ALGIERS, Algeria — An Air Algerie flight carrying 116 people from Burkina Faso to Algeria’s capital disappeared from radar early today over northern Mali, officials said. France’s foreign minister said no wreckage had been found, but that the plane “probably crashed.”
Air navigation services lost track of the MD-83 about 50 minutes after takeoff from Ouagadougou, the capital of Burkina Faso, the official Algerian news agency APS said.
“Despite an intensive search, at the moment I speak no trace of the aircraft has been found,” French Foreign Minister Laurent Fabius told reporters in Paris. “The plane has probably crashed.”
More than 50 French were onboard the plane along with 27 Burkina Faso nationals and passengers from a dozen other countries. The flight crew was Spanish.
The flight was being operated by Spanish airline Swiftair.
The disappearance of the Air Algerie plane comes after a spate of aviation disasters. Fliers around the globe have been on edge ever since Malaysia Airlines Flight 370 disappeared in March on its way to Beijing.
Last week, a Malaysia Airlines flight was shot down by a surface-to-air missile while flying over a war-torn section of Ukraine.
Then this week, U.S. and European airlines started canceling flights to Tel Aviv after a rocket landed near the city’s airport.
Finally, on Wednesday a Taiwanese plane crashed during a storm, killing 48 people.
It’s easy to see why fliers are jittery, but air travel is relatively safe.
Travelers are much more likely to die driving to the airport than stepping on a plane.

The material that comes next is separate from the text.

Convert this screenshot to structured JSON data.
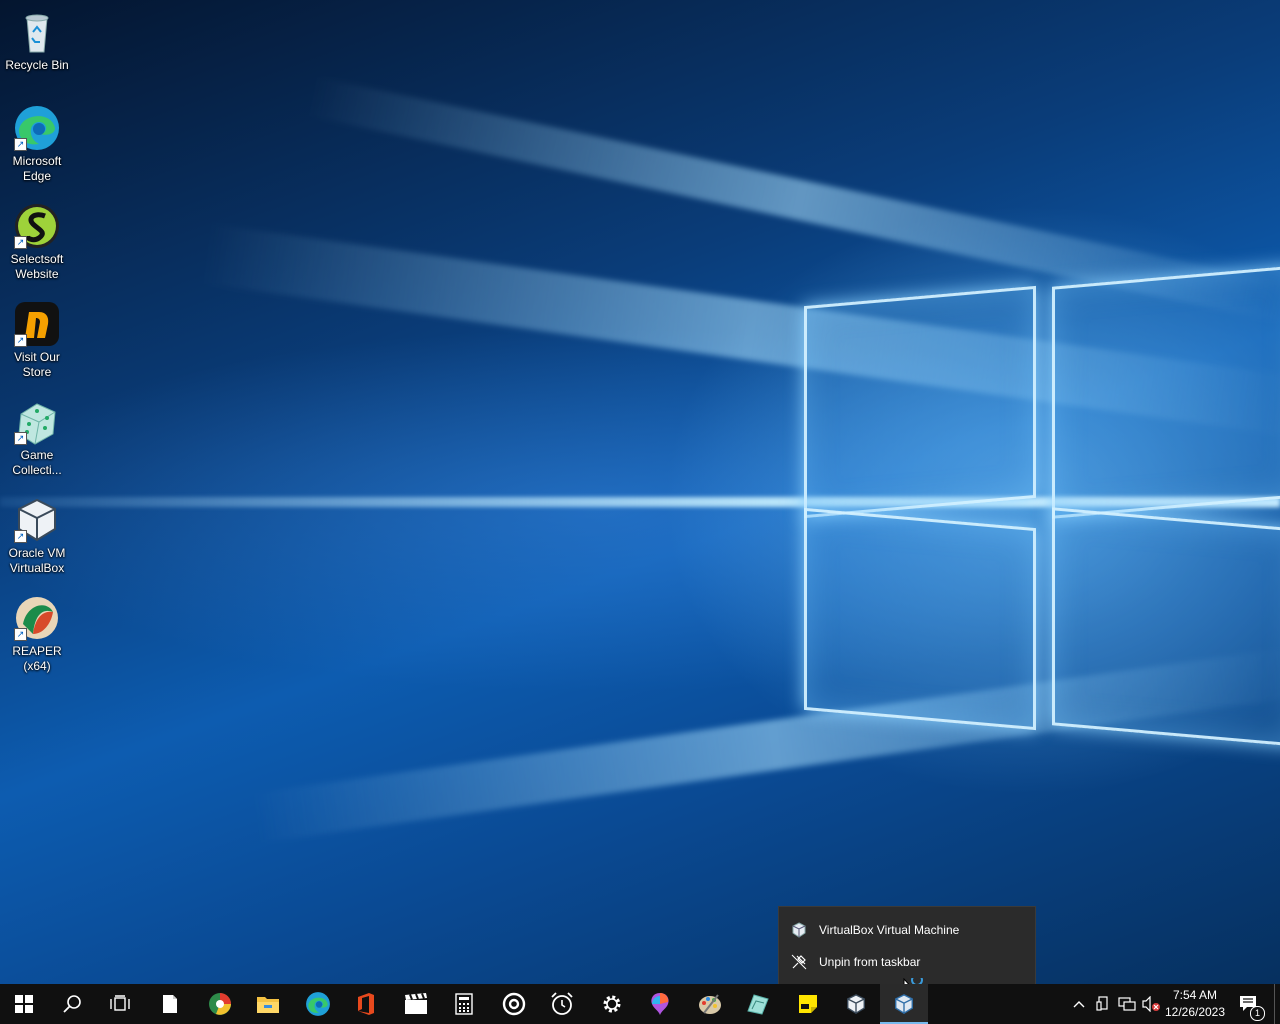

There are more than 30,000 motor-vehicle deaths in the U.S. each year, a mortality rate eight times greater than that in planes.